● **TASK ITEM**
Write out each line of the entries below that holds the word "panel".

● **INFORMATION**
== Segment start ==
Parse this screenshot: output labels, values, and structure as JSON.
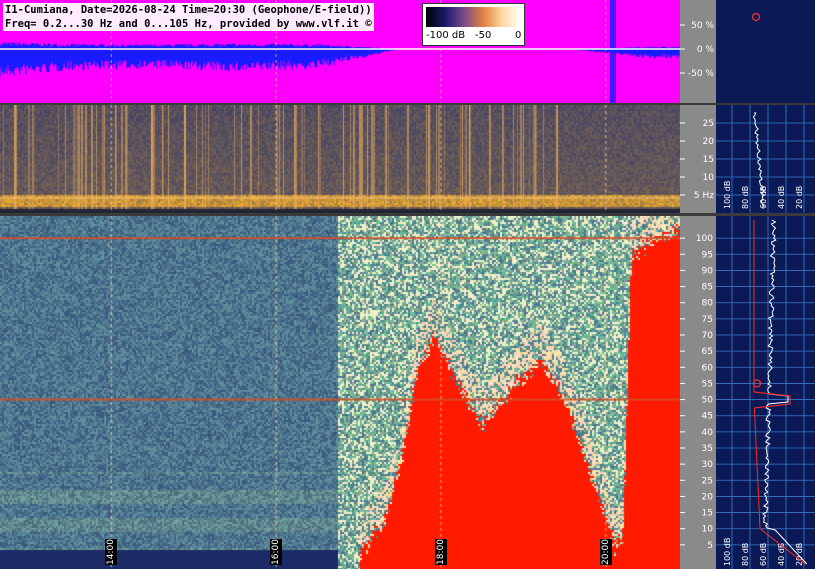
{
  "header": {
    "line1": "I1-Cumiana, Date=2026-08-24 Time=20:30 (Geophone/E-field))",
    "line2": "Freq= 0.2...30 Hz and 0...105 Hz, provided by www.vlf.it ©"
  },
  "colorbar": {
    "labels": [
      "-100 dB",
      "-50",
      "0"
    ]
  },
  "colors": {
    "waveform_bg": "#ff00ff",
    "waveform_fg": "#1a1aff",
    "side_bg": "#0b1a57",
    "axis_bg": "#8a8a8a",
    "red_fill": "#ff1a00"
  },
  "chart_data": [
    {
      "type": "area",
      "panel": "waveform amplitude",
      "ylim": [
        -100,
        100
      ],
      "yticks": [
        "50 %",
        "0 %",
        "-50 %"
      ],
      "ytick_values": [
        50,
        0,
        -50
      ],
      "xlim": [
        12.65,
        20.9
      ],
      "x": [
        12.7,
        13.5,
        14.5,
        15.5,
        16.5,
        17.5,
        18.5,
        19.5,
        20.1,
        20.5
      ],
      "values": [
        60,
        45,
        40,
        48,
        42,
        0,
        0,
        0,
        10,
        20
      ]
    },
    {
      "type": "heatmap",
      "panel": "low-frequency spectrogram",
      "ylim": [
        0,
        30
      ],
      "yticks": [
        "25",
        "20",
        "15",
        "10",
        "5 Hz"
      ],
      "ytick_values": [
        25,
        20,
        15,
        10,
        5
      ],
      "side_scale_labels": [
        "100 dB",
        "80 dB",
        "60 dB",
        "40 dB",
        "20 dB"
      ]
    },
    {
      "type": "heatmap",
      "panel": "high-frequency spectrogram",
      "ylim": [
        0,
        105
      ],
      "yticks": [
        "100",
        "95",
        "90",
        "85",
        "80",
        "75",
        "70",
        "65",
        "60",
        "55",
        "50",
        "45",
        "40",
        "35",
        "30",
        "25",
        "20",
        "15",
        "10",
        "5"
      ],
      "ytick_values": [
        100,
        95,
        90,
        85,
        80,
        75,
        70,
        65,
        60,
        55,
        50,
        45,
        40,
        35,
        30,
        25,
        20,
        15,
        10,
        5
      ],
      "xlim": [
        12.65,
        20.9
      ],
      "time_labels": [
        "14:00",
        "16:00",
        "18:00",
        "20:00"
      ],
      "time_values": [
        14,
        16,
        18,
        20
      ],
      "red_region_top_hz": [
        [
          17.0,
          2
        ],
        [
          17.3,
          12
        ],
        [
          17.5,
          30
        ],
        [
          17.7,
          58
        ],
        [
          17.9,
          70
        ],
        [
          18.2,
          55
        ],
        [
          18.5,
          42
        ],
        [
          18.9,
          55
        ],
        [
          19.2,
          62
        ],
        [
          19.5,
          50
        ],
        [
          19.9,
          20
        ],
        [
          20.1,
          5
        ],
        [
          20.2,
          8
        ],
        [
          20.3,
          95
        ],
        [
          20.6,
          100
        ],
        [
          20.9,
          102
        ]
      ],
      "side_scale_labels": [
        "100 dB",
        "80 dB",
        "60 dB",
        "40 dB",
        "20 dB"
      ]
    }
  ]
}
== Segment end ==
● **RESPONSE AREA**
      "panel": "waveform amplitude",
      "panel": "low-frequency spectrogram",
      "panel": "high-frequency spectrogram",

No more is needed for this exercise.